Sandra T.

While I was listening I was picturing my novel and how I can incorporate his advice. I’m definitely going to re-listen and take notes.

Brian M.

Mr. Brown, please reconsider the exemplary prologue as kindling for a novel. I hereby make the promise to buy a handful of copies. I already want to know more about Hanson D. Reed and why he kissed the wrong girl.

A fellow student

Great prolog example. I'm working on a sequel and I need a better prolog now. I'm taking notes on this amazing master class. Thanks.

Ananth P.

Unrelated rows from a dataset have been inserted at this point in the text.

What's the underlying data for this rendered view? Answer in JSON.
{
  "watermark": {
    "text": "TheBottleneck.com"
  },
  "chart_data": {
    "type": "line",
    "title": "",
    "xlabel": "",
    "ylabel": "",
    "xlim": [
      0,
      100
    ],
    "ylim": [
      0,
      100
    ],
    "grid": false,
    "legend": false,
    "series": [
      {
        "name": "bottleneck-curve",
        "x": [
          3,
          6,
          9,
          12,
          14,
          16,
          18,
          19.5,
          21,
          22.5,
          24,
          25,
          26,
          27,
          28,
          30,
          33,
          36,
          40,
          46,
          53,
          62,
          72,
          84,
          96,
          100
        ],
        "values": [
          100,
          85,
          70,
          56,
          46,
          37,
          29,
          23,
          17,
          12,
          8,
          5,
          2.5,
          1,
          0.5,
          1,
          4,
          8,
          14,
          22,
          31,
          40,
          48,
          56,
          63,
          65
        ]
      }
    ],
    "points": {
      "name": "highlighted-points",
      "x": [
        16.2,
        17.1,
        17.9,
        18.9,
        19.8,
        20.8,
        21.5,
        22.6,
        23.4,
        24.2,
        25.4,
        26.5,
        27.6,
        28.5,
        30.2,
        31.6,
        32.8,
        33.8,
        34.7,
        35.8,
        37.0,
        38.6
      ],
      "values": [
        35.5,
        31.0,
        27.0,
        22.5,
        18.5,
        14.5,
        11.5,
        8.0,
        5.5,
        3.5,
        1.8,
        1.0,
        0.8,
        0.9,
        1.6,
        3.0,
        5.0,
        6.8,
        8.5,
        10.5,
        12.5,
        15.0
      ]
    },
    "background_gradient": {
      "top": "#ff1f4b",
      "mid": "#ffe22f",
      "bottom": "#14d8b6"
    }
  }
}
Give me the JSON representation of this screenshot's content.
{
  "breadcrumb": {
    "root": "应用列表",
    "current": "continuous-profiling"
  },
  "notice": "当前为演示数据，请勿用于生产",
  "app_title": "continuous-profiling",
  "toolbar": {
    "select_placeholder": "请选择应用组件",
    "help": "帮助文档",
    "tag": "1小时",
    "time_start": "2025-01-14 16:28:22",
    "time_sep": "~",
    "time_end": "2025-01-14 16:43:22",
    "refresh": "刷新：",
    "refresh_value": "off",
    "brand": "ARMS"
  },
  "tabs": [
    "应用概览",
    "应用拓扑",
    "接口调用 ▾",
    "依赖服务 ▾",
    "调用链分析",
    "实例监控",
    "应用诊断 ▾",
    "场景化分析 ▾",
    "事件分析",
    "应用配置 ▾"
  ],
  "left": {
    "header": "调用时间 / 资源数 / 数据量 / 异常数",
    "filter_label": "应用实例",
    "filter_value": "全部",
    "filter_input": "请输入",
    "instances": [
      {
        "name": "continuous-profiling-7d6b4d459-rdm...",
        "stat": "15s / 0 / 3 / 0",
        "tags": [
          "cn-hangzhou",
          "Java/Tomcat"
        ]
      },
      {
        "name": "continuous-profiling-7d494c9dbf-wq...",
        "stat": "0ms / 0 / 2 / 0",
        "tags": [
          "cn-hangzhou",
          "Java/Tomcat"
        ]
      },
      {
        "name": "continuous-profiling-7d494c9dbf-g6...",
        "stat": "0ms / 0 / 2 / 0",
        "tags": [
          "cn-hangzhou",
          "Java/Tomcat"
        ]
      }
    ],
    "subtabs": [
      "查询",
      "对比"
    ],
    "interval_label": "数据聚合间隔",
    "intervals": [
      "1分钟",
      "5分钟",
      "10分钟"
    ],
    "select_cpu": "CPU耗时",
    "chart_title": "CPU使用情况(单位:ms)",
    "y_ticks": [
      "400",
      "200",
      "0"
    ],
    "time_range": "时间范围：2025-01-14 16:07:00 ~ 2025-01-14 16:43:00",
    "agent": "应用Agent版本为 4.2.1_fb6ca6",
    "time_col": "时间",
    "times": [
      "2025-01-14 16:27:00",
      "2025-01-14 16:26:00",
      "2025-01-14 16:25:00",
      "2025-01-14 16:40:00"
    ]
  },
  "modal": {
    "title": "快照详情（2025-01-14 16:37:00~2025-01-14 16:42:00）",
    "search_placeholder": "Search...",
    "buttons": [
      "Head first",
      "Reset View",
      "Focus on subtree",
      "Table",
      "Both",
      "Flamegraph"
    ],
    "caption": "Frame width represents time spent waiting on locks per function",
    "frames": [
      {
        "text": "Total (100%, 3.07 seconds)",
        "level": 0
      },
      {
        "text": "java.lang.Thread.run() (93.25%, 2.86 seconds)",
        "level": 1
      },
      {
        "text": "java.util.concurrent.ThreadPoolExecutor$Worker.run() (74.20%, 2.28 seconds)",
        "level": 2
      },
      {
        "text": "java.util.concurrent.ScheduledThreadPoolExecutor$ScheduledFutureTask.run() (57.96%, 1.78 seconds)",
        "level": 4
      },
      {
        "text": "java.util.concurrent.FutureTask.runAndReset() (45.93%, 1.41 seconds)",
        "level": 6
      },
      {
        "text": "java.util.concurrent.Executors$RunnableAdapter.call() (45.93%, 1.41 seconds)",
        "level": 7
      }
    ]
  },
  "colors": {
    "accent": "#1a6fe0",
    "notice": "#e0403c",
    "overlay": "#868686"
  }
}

I understand why that prologue didn't get written as a book. The promises are more 'personal' than 'global'. 3 things happen: a train carrying a boy with an immensely valuable art piece plunges into a river, an explosion that causes this happens, and the boy had kissed a girl. That's it. The boy has no association to anything or anyone. Even the origin or destinations are not described. Or maybe this prologue was written for this course. Like how James Patterson did. Maybe, I will try rewriting this, just for experiment's sake. Maybe this: PROLOGUE The fast tempo of the iron wheels traversing the lengths of rails underneath it transferred through the wooden bench seats into me. It did nothing to alleviate my anxiety. Outside, dusk had come early to Paris and the suburbs, along with the dark clouds. The incessant torrent muffled the roar of the coal and steam engine. <Italics>I MUST REACH MY DESTINATION.<Italics> If not me, at least the invaluable piece of my cargo -- the second most valuable painting in the world -- should reach the destination. For my sake. For the sake of the world. For the sake of humanity. The heavy pellets of raindrops lashed on the window, and trailed an upward arc against gravity. Henri, a trusted associate of my father, was alone at the engine room. He knew the stakes. He wasn’t slowing down. God help us, god help the world. An instant before it happened, an eerie hollowness had gripped me, as if the universe were trying to telegraph a warning. I looked out the window. The engine was stepping off firm land onto the Garabit viaduct. The blood red steel girders of the bridge, wet and slimy, screamed the telegraphed warning in my mind. <Italics>STOP. STOP. <Italics> Soon, I could see the black frothing waters of the thick and angry Truyère River far beneath me. I prayed. I MUST REACH — Before I could complete my prayer, despair had crept into my soul, whispering into my mind. <Italics>Sixteen year old boys don’t die, but you are not sixteen are you? You are too young to die, but young, you are not, are you? You are as old as the world, are you not, my eternal master? <Italics>First I didn’t recognise the voice, but then, I did. A deafening clap of thunder shook the train. Or an explosion. <Italics>Surely, just a thunder, I think. What else can it be? GOD…<Italics> I realised I was hovering over my seat. Along with all of my belongings: bag, book trunk and the package. The package with the art piece. The painting. As if the earth had had its gravity switched off. Or maybe, God was saving me. No.., the coach was rolling onto one side, like a long, lazy eel trying to angle through a crevice. The coach’s windows were beneath me, through which I could see the angry, dark waters of Tyuère reaching out to me fast. Like a dragon preparing to devour the thief who stole its treasure. I heard myself scream, “I WILL GIVE THE PAINTING BACK!!!” But the river didn’t care. It didn’t matter how old I was or how much I wished I could live another day. The land would have the artwork again. I was merely a nuisance in its path. As the water touched the train, the coach bent out of shape in places, and I dropped onto the floor with great speed. My mind screamed, which was answered only by the despair inside me. <Italics>You are too young to die… or, are you…?<Italics> As the large mouth of the water gobbled me up, all I could wonder was how, I, Hanson D. Reed — my friends called me HDR — a timid freshman at Kensington High School, was dying today like this. They say, life becomes clearer moments before dying; the last I saw in my mind was the the passionate kiss from the strange girl in the library.

Peggy G.

In my books, I use a week as a time period. You keep hitting on all the points I need to double check in my novels. This is the best course I've taken in years. Thanks.